I’ve just downloaded and installed the FilmConvert plugin for Adobe Photoshop as I wanted to see if this add on would be interesting to use.
Paying for the full version I would expect it to be simple to activate but every time I hit the button it is giving me the dreaded Apple beach ball.
So if you want to know if I think it is just a version of Instagram filters for full size images you will have to wait until their support get back to me and I can use this properly.
5 June 2016 So I managed to get it to work now. The screen I needed was hidden behind the plugin interface, so all I needed to do was to move it to one side and the activation screen was there.
The picture on the left is straight out of the camera and the picture on the right is the one with FilmConvert applied.
Now you could argue if the plugin is worth the money if with a bit of tinkering in Adobe Photoshop or Lightroom you can get the same result. I have to mention at this point that the original was shot as a JPEG and if I had shot in raw I may have seen a bigger difference.
The reason why I don’t shoot in raw but prefer to shoot in JPEG is that it forces me to get it right in camera rather than think oh I can fix that later. If the JPEG is no good I have to ask myself why is it no good? What can I do next time to solve the problem while on set so that it does not happen again.
I do understand why people shoot in raw. Like all good photographic tools there is a time and place for each one.
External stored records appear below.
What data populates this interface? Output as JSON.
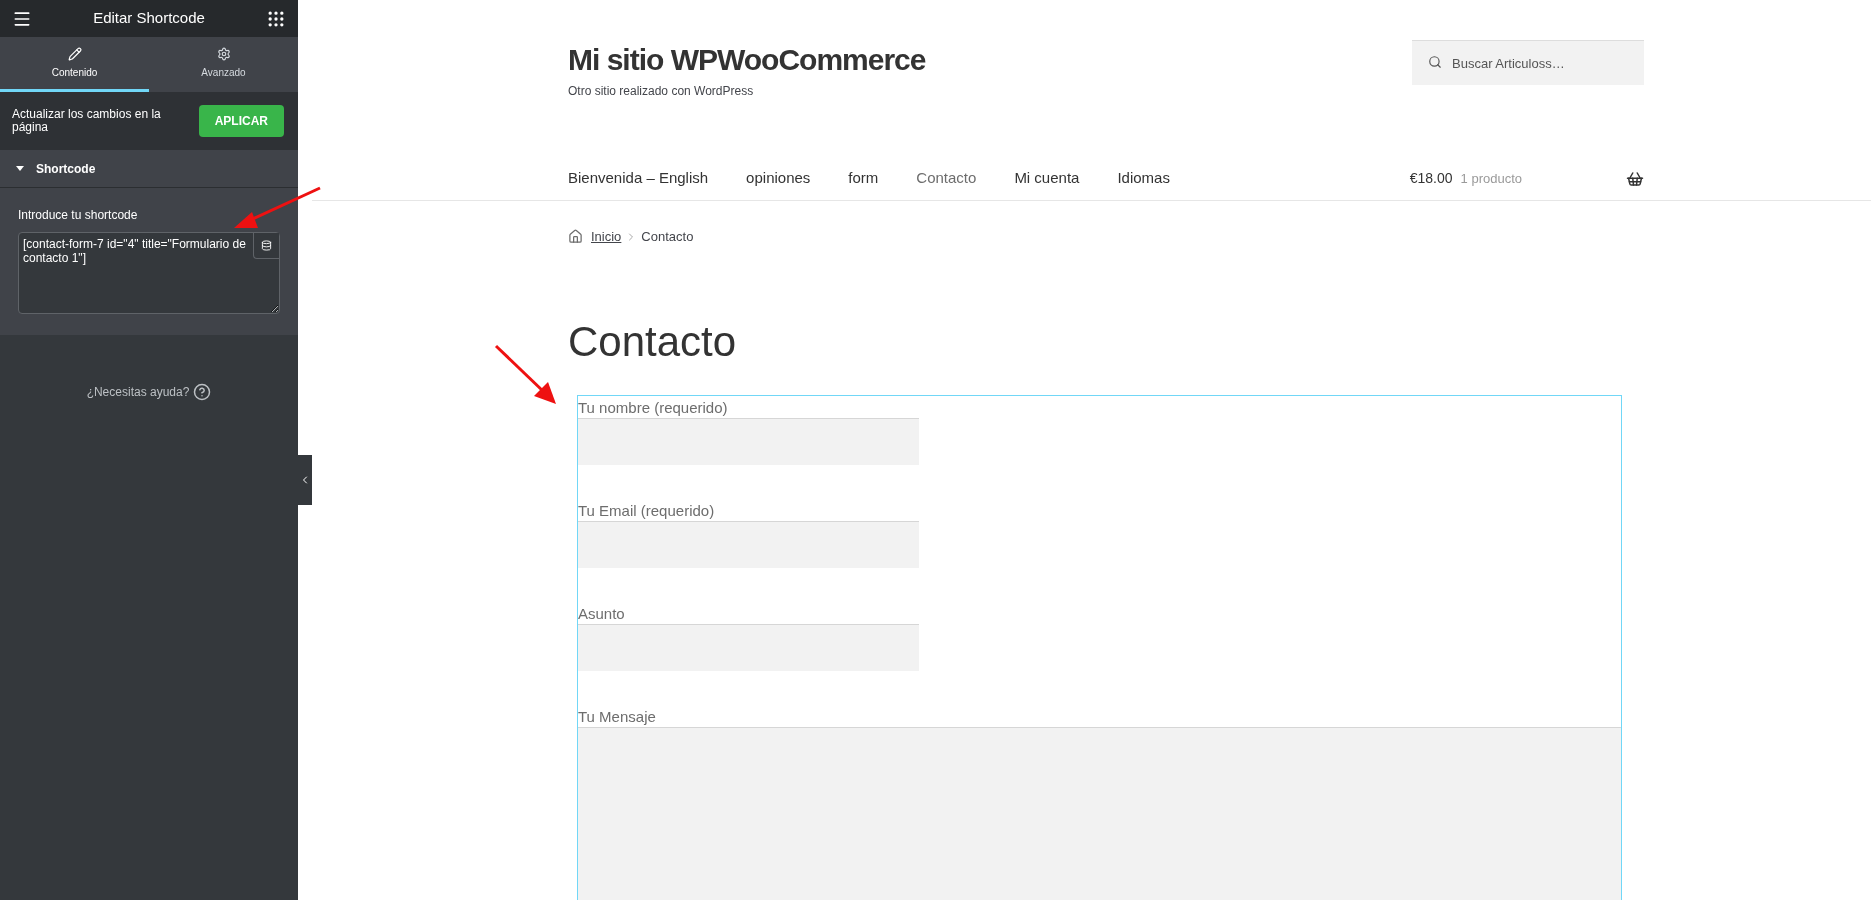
{
  "panel": {
    "title": "Editar Shortcode",
    "tabs": [
      {
        "label": "Contenido",
        "selected": true
      },
      {
        "label": "Avanzado",
        "selected": false
      }
    ],
    "apply": {
      "text": "Actualizar los cambios en la página",
      "button": "APLICAR"
    },
    "section": {
      "title": "Shortcode",
      "expanded": true,
      "field_label": "Introduce tu shortcode",
      "value": "[contact-form-7 id=\"4\" title=\"Formulario de contacto 1\"]"
    },
    "help": "¿Necesitas ayuda?"
  },
  "site": {
    "title": "Mi sitio WPWooCommerce",
    "tagline": "Otro sitio realizado con WordPress",
    "search": {
      "placeholder": "Buscar Articuloss…"
    },
    "nav": [
      {
        "label": "Bienvenida – English",
        "selected": false
      },
      {
        "label": "opiniones",
        "selected": false
      },
      {
        "label": "form",
        "selected": false
      },
      {
        "label": "Contacto",
        "selected": true
      },
      {
        "label": "Mi cuenta",
        "selected": false
      },
      {
        "label": "Idiomas",
        "selected": false
      }
    ],
    "cart": {
      "total": "€18.00",
      "count": "1 producto"
    },
    "breadcrumb": [
      "Inicio",
      "Contacto"
    ],
    "page_title": "Contacto",
    "form": [
      {
        "label": "Tu nombre (requerido)",
        "kind": "input"
      },
      {
        "label": "Tu Email (requerido)",
        "kind": "input"
      },
      {
        "label": "Asunto",
        "kind": "input"
      },
      {
        "label": "Tu Mensaje",
        "kind": "textarea"
      }
    ]
  }
}
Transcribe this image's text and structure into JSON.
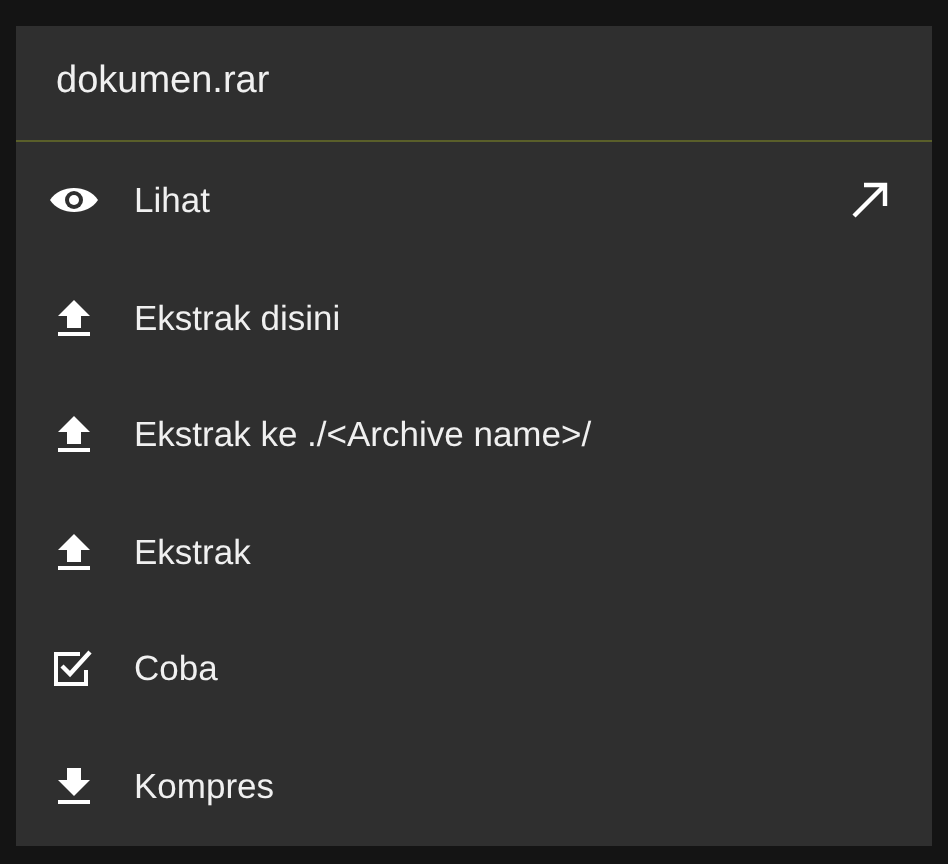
{
  "dialog": {
    "title": "dokumen.rar",
    "items": [
      {
        "kind": "view",
        "label": "Lihat",
        "trailing_arrow": true
      },
      {
        "kind": "extract",
        "label": "Ekstrak disini",
        "trailing_arrow": false
      },
      {
        "kind": "extract",
        "label": "Ekstrak ke ./<Archive name>/",
        "trailing_arrow": false
      },
      {
        "kind": "extract",
        "label": "Ekstrak",
        "trailing_arrow": false
      },
      {
        "kind": "test",
        "label": "Coba",
        "trailing_arrow": false
      },
      {
        "kind": "compress",
        "label": "Kompres",
        "trailing_arrow": false
      }
    ]
  }
}
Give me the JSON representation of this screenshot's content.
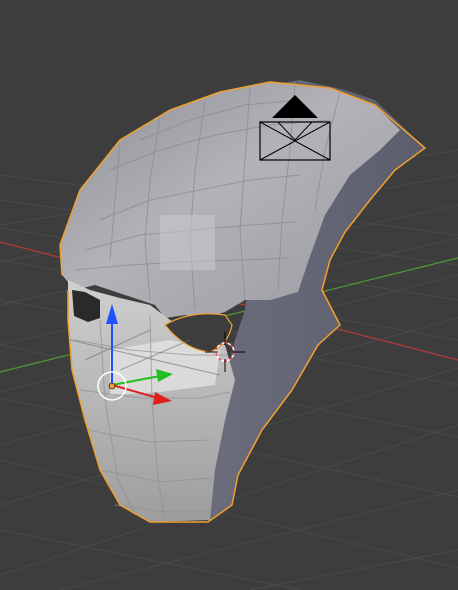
{
  "viewport": {
    "editor": "3D View",
    "background_color": "#3d3d3d",
    "grid_color": "#4a4a4a",
    "x_axis_color": "#b23b3b",
    "y_axis_color": "#4f9a30",
    "selection_outline_color": "#f0a030"
  },
  "scene": {
    "mesh": {
      "object": "mask-mesh",
      "selected": true,
      "shading": "solid"
    },
    "camera": {
      "object": "camera"
    },
    "manipulator": {
      "x_color": "#e02020",
      "y_color": "#20c020",
      "z_color": "#2050ff"
    },
    "cursor_3d": {
      "icon": "crosshair-icon"
    }
  }
}
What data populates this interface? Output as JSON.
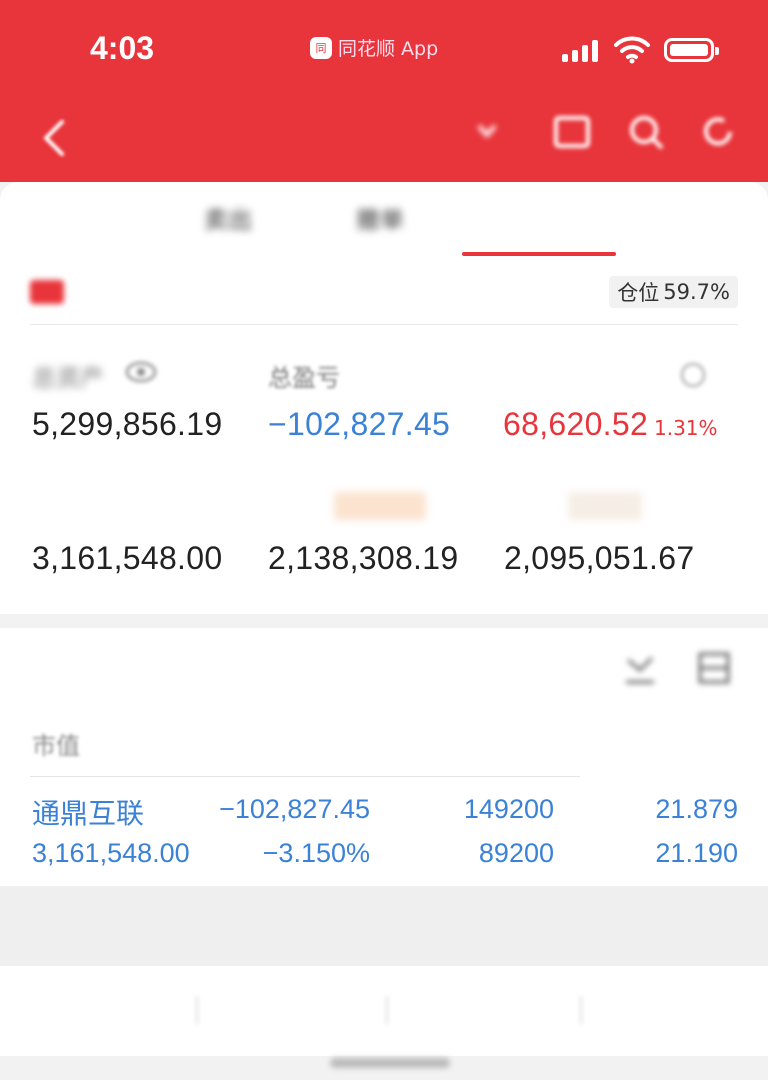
{
  "status_bar": {
    "time": "4:03",
    "carrier_logo": "同",
    "carrier_label": "同花顺 App",
    "signal_bars": 4,
    "battery_level": 1.0
  },
  "nav": {
    "title": "",
    "back_icon": "chevron-left-icon",
    "icons": [
      "message-icon",
      "search-icon",
      "refresh-icon"
    ]
  },
  "tabs": [
    {
      "label": "",
      "active": false
    },
    {
      "label": "卖出",
      "active": false
    },
    {
      "label": "撤单",
      "active": false
    },
    {
      "label": "",
      "active": true
    },
    {
      "label": "",
      "active": false
    }
  ],
  "account": {
    "label": "",
    "position_label": "仓位",
    "position_value": "59.7%"
  },
  "metrics": {
    "total_assets_label": "总资产",
    "total_assets": "5,299,856.19",
    "total_pnl_label": "总盈亏",
    "total_pnl": "−102,827.45",
    "today_pnl_label": "",
    "today_pnl": "68,620.52",
    "today_pnl_pct": "1.31%",
    "market_value_label": "",
    "market_value": "3,161,548.00",
    "available_label": "",
    "available": "2,138,308.19",
    "withdrawable_label": "",
    "withdrawable": "2,095,051.67"
  },
  "holdings": {
    "title": "",
    "columns": [
      "市值",
      "",
      "",
      ""
    ],
    "rows": [
      {
        "name": "通鼎互联",
        "market_value": "3,161,548.00",
        "pnl": "−102,827.45",
        "pnl_pct": "−3.150%",
        "shares": "149200",
        "available_shares": "89200",
        "cost": "21.879",
        "price": "21.190"
      }
    ]
  },
  "history_link": "",
  "actions": [
    "",
    "",
    "",
    ""
  ],
  "colors": {
    "brand_red": "#e8353b",
    "loss_blue": "#3b82d6"
  }
}
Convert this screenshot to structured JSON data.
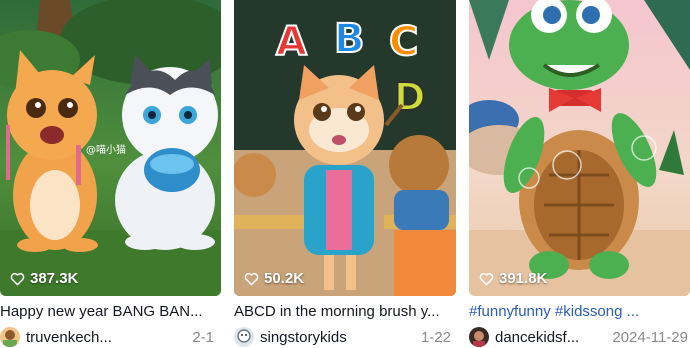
{
  "videos": [
    {
      "likes": "387.3K",
      "title": "Happy new year BANG BAN...",
      "author": "truvenkech...",
      "date": "2-1",
      "title_is_hashtag": false
    },
    {
      "likes": "50.2K",
      "title": "ABCD in the morning brush y...",
      "author": "singstorykids",
      "date": "1-22",
      "title_is_hashtag": false
    },
    {
      "likes": "391.8K",
      "title": "#funnyfunny #kidssong ...",
      "author": "dancekidsf...",
      "date": "2024-11-29",
      "title_is_hashtag": true
    }
  ],
  "thumbnail_text": {
    "letters": [
      "A",
      "B",
      "C",
      "D"
    ],
    "watermark": "@喵小猫"
  },
  "colors": {
    "text": "#161823",
    "hashtag": "#2b5db9",
    "date": "#8a8b91",
    "likes": "#ffffff"
  },
  "icons": {
    "like": "heart-outline-icon"
  }
}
And this article highlights that JPEG v raw debate (which tanks to Twitter was highlighted to me).
Anyway, the plugin is useful for a quick change to the feel of an image so may well come in handy in the future.